---------- DATA FOR PROCESSING ----------

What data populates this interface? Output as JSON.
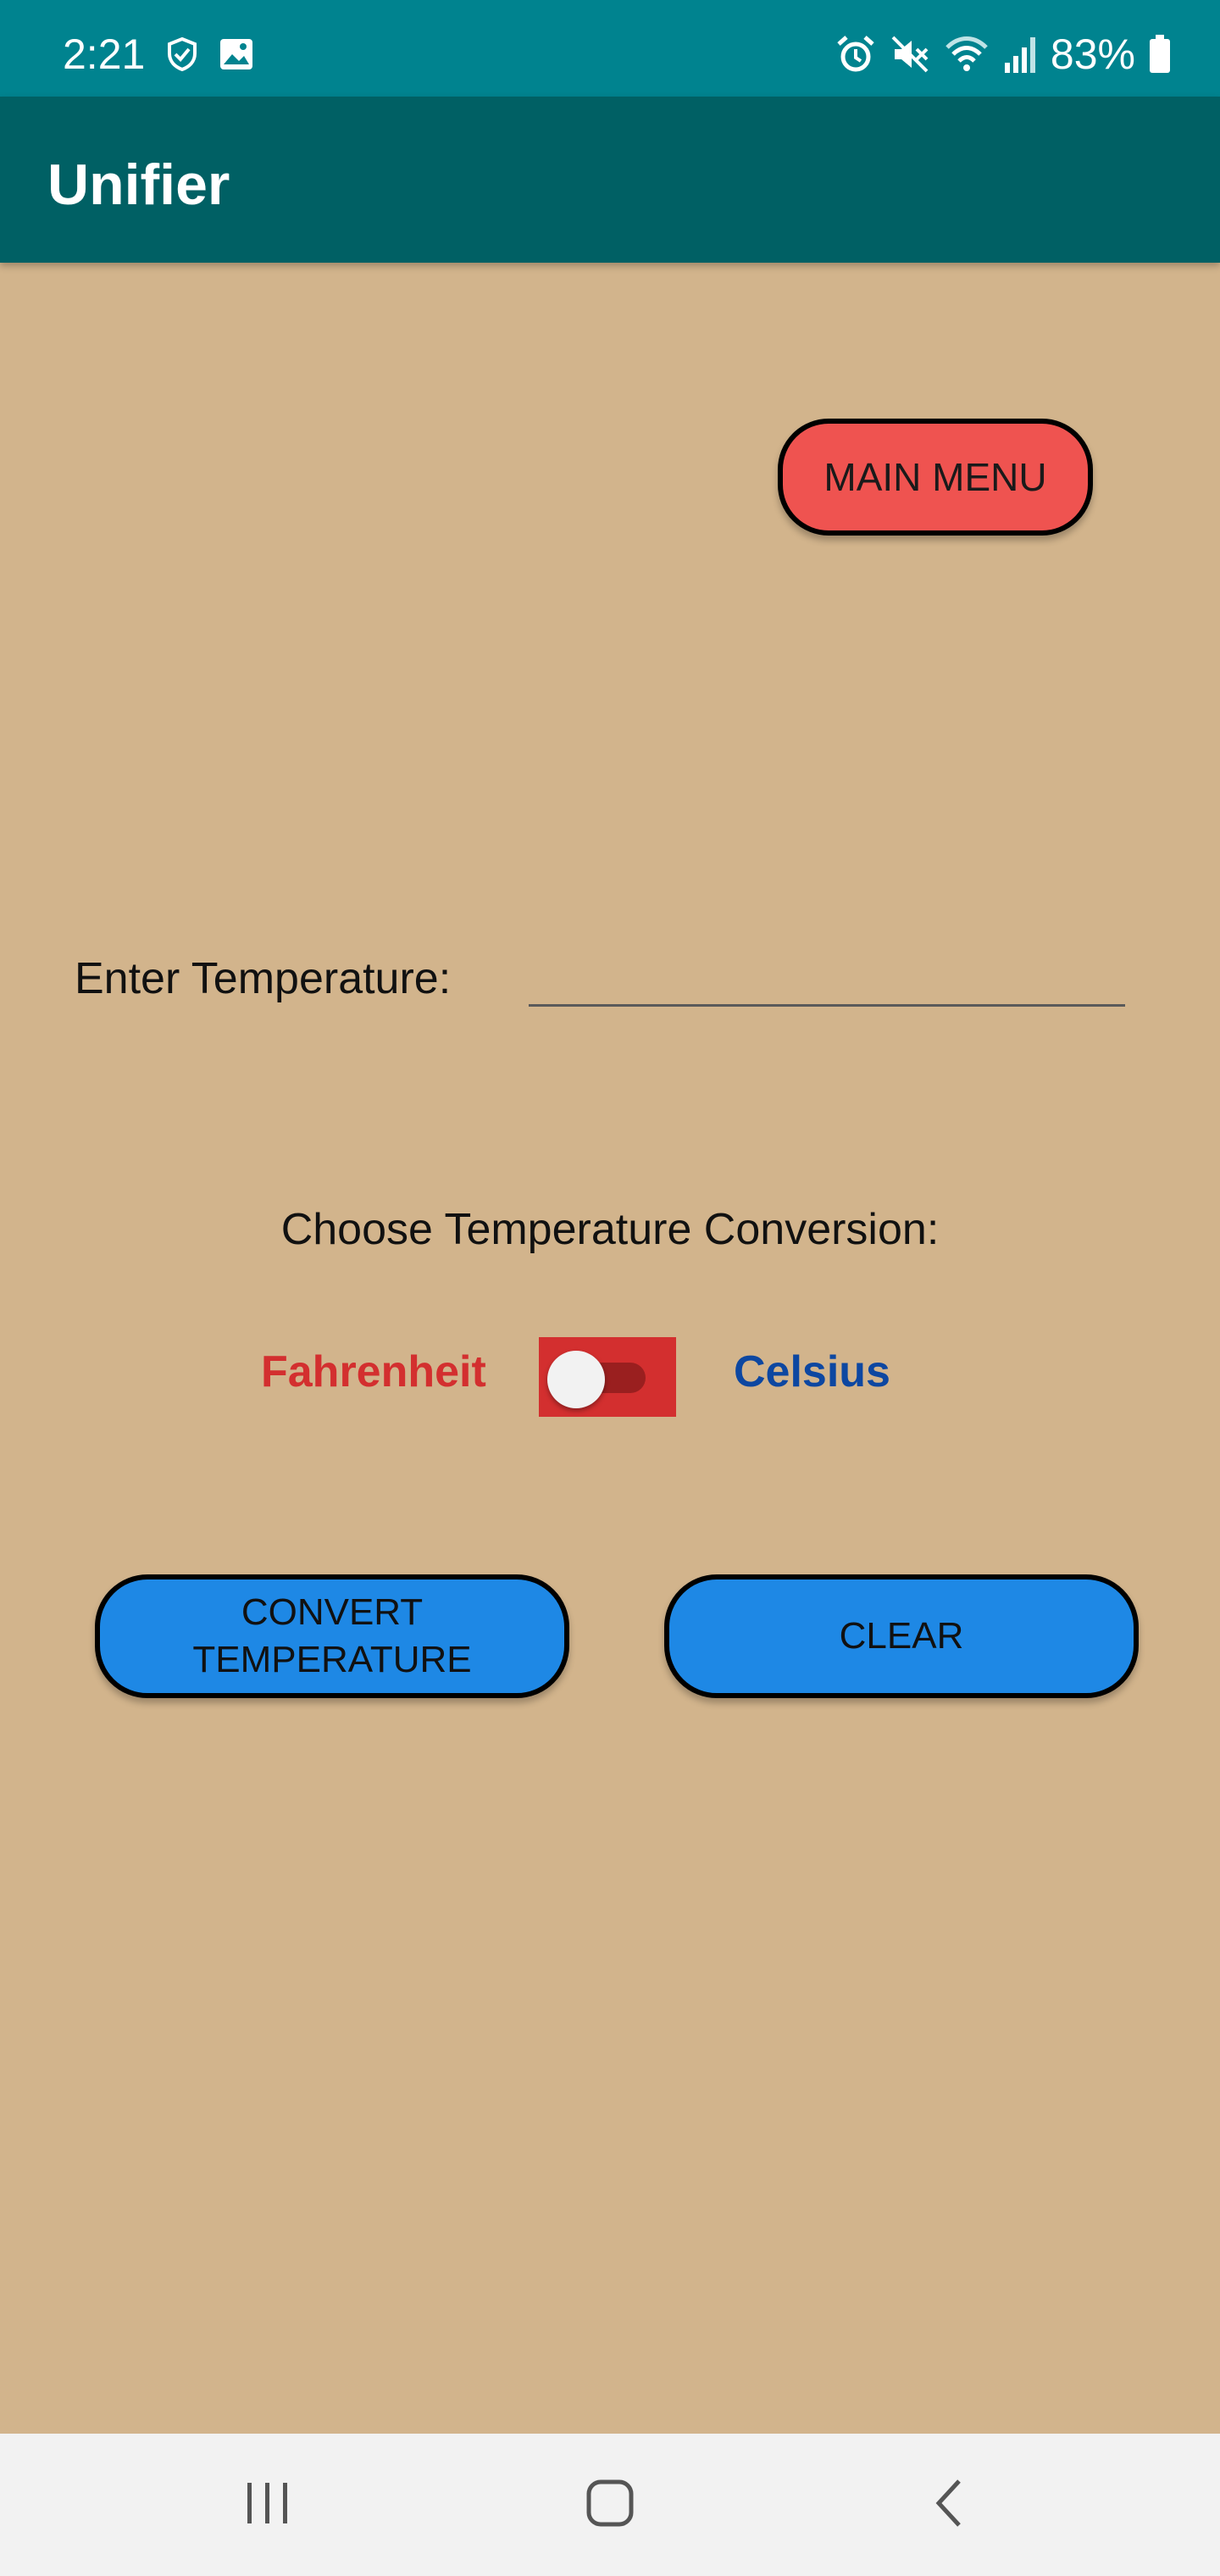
{
  "status_bar": {
    "time": "2:21",
    "battery": "83%",
    "icons": [
      "shield-icon",
      "image-icon",
      "alarm-icon",
      "mute-icon",
      "wifi-icon",
      "signal-icon",
      "battery-icon"
    ]
  },
  "app_bar": {
    "title": "Unifier",
    "color": "#006064"
  },
  "main": {
    "background": "#d2b48c",
    "main_menu_label": "MAIN MENU",
    "enter_temperature_label": "Enter Temperature:",
    "temperature_input_value": "",
    "choose_conversion_label": "Choose Temperature Conversion:",
    "toggle": {
      "left_label": "Fahrenheit",
      "right_label": "Celsius",
      "checked": false
    },
    "convert_label_line1": "CONVERT",
    "convert_label_line2": "TEMPERATURE",
    "clear_label": "CLEAR"
  },
  "nav_bar": {
    "buttons": [
      "recents-icon",
      "home-icon",
      "back-icon"
    ]
  }
}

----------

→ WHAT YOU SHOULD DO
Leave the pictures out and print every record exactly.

→ RESULT
What data populates this interface? Output as JSON.
{
  "status_bar": {
    "time": "2:21",
    "battery": "83%",
    "icons": [
      "shield-icon",
      "image-icon",
      "alarm-icon",
      "mute-icon",
      "wifi-icon",
      "signal-icon",
      "battery-icon"
    ]
  },
  "app_bar": {
    "title": "Unifier",
    "color": "#006064"
  },
  "main": {
    "background": "#d2b48c",
    "main_menu_label": "MAIN MENU",
    "enter_temperature_label": "Enter Temperature:",
    "temperature_input_value": "",
    "choose_conversion_label": "Choose Temperature Conversion:",
    "toggle": {
      "left_label": "Fahrenheit",
      "right_label": "Celsius",
      "checked": false
    },
    "convert_label_line1": "CONVERT",
    "convert_label_line2": "TEMPERATURE",
    "clear_label": "CLEAR"
  },
  "nav_bar": {
    "buttons": [
      "recents-icon",
      "home-icon",
      "back-icon"
    ]
  }
}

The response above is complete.